PGSS representative Steve Cohen drew Senate's attention to the $80 registration charge increase. Currently, full-time students already pay $80. "Where was this discussed? Were there any students?" asked Cohen.
Heaphy replied that Duncan Reid, the current SSMU president, was present. "How is this justified? Are more services being offered? Is this sneaking in fee increases through the back door?" retorted Cohen.
"Prices have just gone up," spoke Shapiro. "This is just to sustain our current levels of quality."
The government is allowing universities across Quebec to make up budgetary shortfalls by charging more for ancillary services, said Heaphy.
"Quebec realizes it's strangling us," she added.
"Even our salary increases will force us to do less in some other areas," said Shapiro. "However, I feel it's imperative that we begin to make up ground lost relative to the market."
Duncan Reid took the floor and told Senate about the resistance to the recent McGill Student Fund (MSF) referendum. Although it was approved by a majority of voting students, selling the concept was tough.
"People were saying that anything good for the University is bad for students," he related. "Now only weeks after students voted to donate nearly $6 million to McGill, this new registration fee is like a slap in the face." He cautioned that the $1.3 million that the fee will generate will "hardly register on the operating budget," and will only strain the already shaky relationship between students and the University.
He gave notice of a motion asking Senate to encourage the administration and the Board of Governors to remove any increase in ancillary fees this year.
"I appreciate the motion and the care with which it was crafted," said Principal Shapiro. "However, the only business we're in is sustaining the quality of education. We do nothing else." He said that the only reason for the extra fee is to "be able to serve students better.
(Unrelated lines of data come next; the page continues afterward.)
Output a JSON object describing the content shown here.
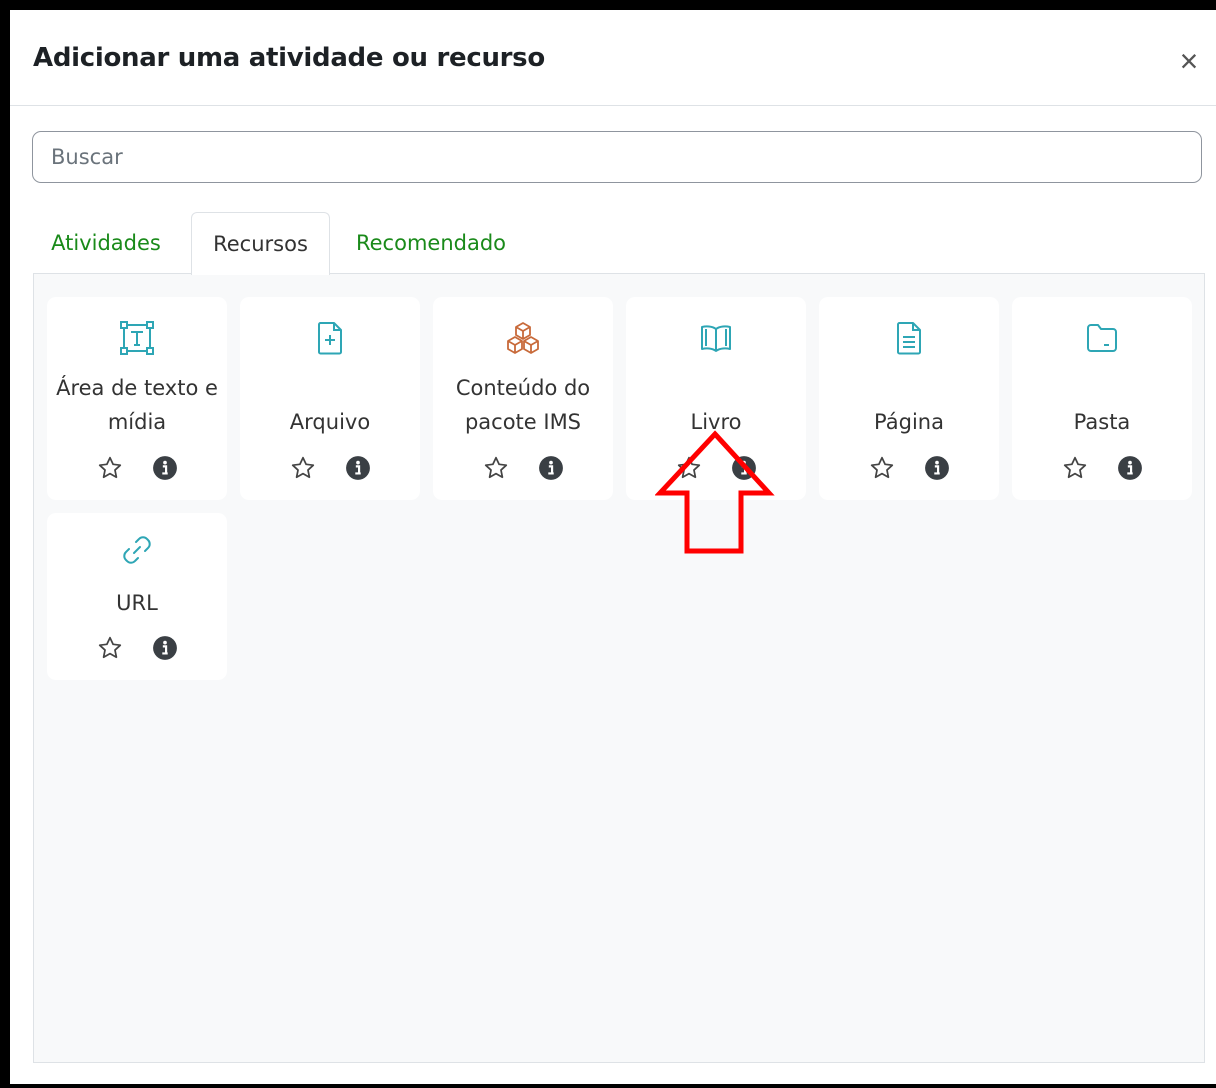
{
  "modal": {
    "title": "Adicionar uma atividade ou recurso",
    "close_symbol": "×"
  },
  "search": {
    "placeholder": "Buscar",
    "value": ""
  },
  "tabs": [
    {
      "label": "Atividades",
      "active": false
    },
    {
      "label": "Recursos",
      "active": true
    },
    {
      "label": "Recomendado",
      "active": false
    }
  ],
  "items": [
    {
      "label": "Área de texto e\nmídia",
      "icon": "text-box-icon",
      "color": "#2ea6b5"
    },
    {
      "label": "Arquivo",
      "icon": "file-add-icon",
      "color": "#2ea6b5"
    },
    {
      "label": "Conteúdo do\npacote IMS",
      "icon": "boxes-icon",
      "color": "#c86a3a"
    },
    {
      "label": "Livro",
      "icon": "book-icon",
      "color": "#2ea6b5"
    },
    {
      "label": "Página",
      "icon": "page-icon",
      "color": "#2ea6b5"
    },
    {
      "label": "Pasta",
      "icon": "folder-icon",
      "color": "#2ea6b5"
    },
    {
      "label": "URL",
      "icon": "link-icon",
      "color": "#2ea6b5"
    }
  ],
  "item_actions": {
    "star_icon": "star-outline-icon",
    "info_icon": "info-circle-icon"
  },
  "annotation": {
    "icon": "red-arrow-up-icon",
    "color": "#ff0000"
  }
}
"This nickel and dime stuff is driving us all nuts. But the University needs money to operate." The Principal added that while the MSF donation is generous, "the $6 million will be matched by the University out of our operating budget, and by the efforts of the Development and Alumni Relations Services."
Vice-Principal Heaphy also rose to deliver an impassioned speech.
"About this $80 fee, just look at what it's used for. You ask: 'Does it benefit students'? The question makes me want to cry. Increased salaries? When you graduate are you going to settle for a lower salary than you think you deserve? Wonderful things will happen; you'll benefit from this. Students have to think about [academic] jobs opening up at the University."
She noted that the increased costs include necessary repairs to buildings, as well as increased financial aid to graduate students.
Following the end of the committee of the whole, at which point it is permitted to put forth motions, Reid asked Senate to "encourage the administration and the Board" to defer this new fee. Senator Honora Shaughnessy was able to make a friendly amendment by adding the phrase: "until such time as a dialogue is undertaken to find an alternative" to the fee.
The motion was approved.
An official budget will appear some time towards the end of May, and may reflect some of the concerns discussed at this meeting.